Shag, however, is deeply conflicted, especially as he does more research into the "plot" and finds much in the official version that doesn’t add up. Not only that, but he discovers he harbors sympathy for the plotters, who’ve long been punished for their Catholic faith and who suffer torture and barbaric executions at the hands of Cecil and his men. In fact, he may harbor some Catholic tendencies himself.

Shag is deep into writing his "experimental" play "King Lear" at the time and says he’s not usually in the business of reporting on current affairs anyway. His fellow theater-troupe members are similarly conflicted, and they all go back and forth on the merits of accepting the money and pleasing the dangerous Cecil and their king on the one hand and being true to their art on the other.

To equivocate means to prevaricate, to use ambiguous or misleading language in an attempt to avoid both lying and telling the truth. In "Equivocation," persecuted Jesuit priest Henry Garnet defines the term as a way to "tell the truth in difficult times," by looking to the spirit rather than the letter of the issue being discussed. Shag hopes to learn from Garnet how to best do this through his plays, to tell the deeper truths behind the propaganda and drama (while saving his own hide and ensuring his own reputation for greatness will continue).

Cain, a Jesuit priest himself, has written a clever and dense script brought to life expertly by Dragon director Jenny Hollingworth and her six-person cast. The show blends Shakespearean in-jokes, references and quotations and often uses a play-within-a-play structure that requires the actors to switch back and forth between roles even within the same scene (familiarity with Shakespeare’s work definitely helps boost audience comprehension and enjoyment). It’s a pleasure to watch the master shape his "Scottish play" (or is that "Scott-ish?") into a tale warning about extreme ambition in a way that both speaks to the affairs of his day and is timeless.

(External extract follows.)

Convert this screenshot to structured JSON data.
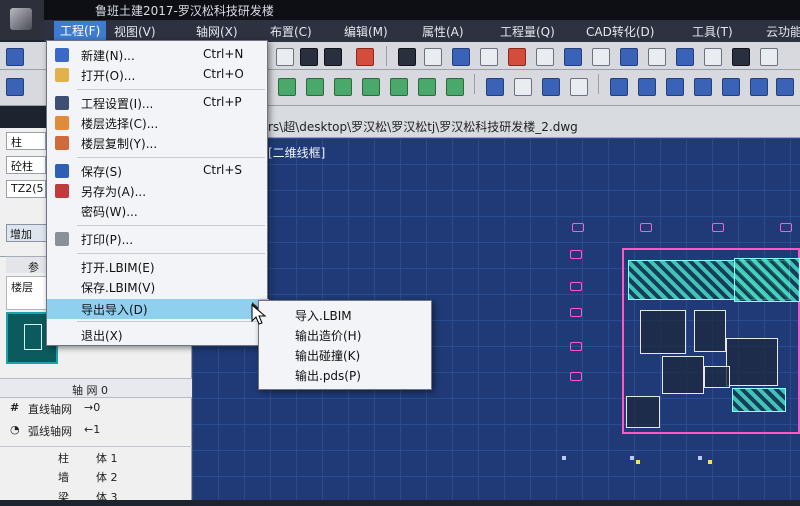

Of course, plenty of connections can be made to our present day, as well, as we consider "alternative facts" and "fake news" and the power of the media and the arts to become propaganda or, as Shag prefers, to hold up a mirror to society. It’s a good reminder, too, of the power of theater to resonate with people of all sorts of backgrounds and beliefs, to reflect what it’s like to be a part of humanity. Shag states that he doesn’t want to remind people what they are but rather that they are. Insight or malarkey? Either way, the man has a way with words.

The cast is wonderful, from Paul Stout as Shag’s best friend and leading actor Richard and the saintly-yet-cagey Garnet to new Dragon co-leader Alika U. Spencer-Koknar as Judith, the daughter who lives in the real world outside of the theater and who proclaims to hate the artifice of soliloquies (delivered, of course, in soliloquy form). Michael Weiland skillfully portrays a plotter, a guard and an actor, while Paul Rosenfield is fabulous in his triple roles as the headstrong, talented young actor Sharpe, the pitiful, tortured plotter Thomas Wintour and King James, who hides a sharp and cruel mind behind his Scottish brogue and foolish exterior. Brad Satterwhite does triple duty as well but it’s as the menacing, scheming, unhappy Cecil that he’s most memorable. Last but not least, local theater favorite Max Tachis makes his full-production Dragon debut as Shag, and he does not disappoint; another great performance to add to his resume.

So, in true Shakespearean fashion, there’s politics, history, plays-within-plays, religion (politics are religion for those who think they’re gods, Cecil shrewdly points out), twins, gory violence, strong language, nudity and more. Yes, at around 2 hours and 45 minutes, it’s a bit too long. Yes, it is a lot for the audience to take in, but well worth the slight brain fatigue you may feel afterward. A bloody good show.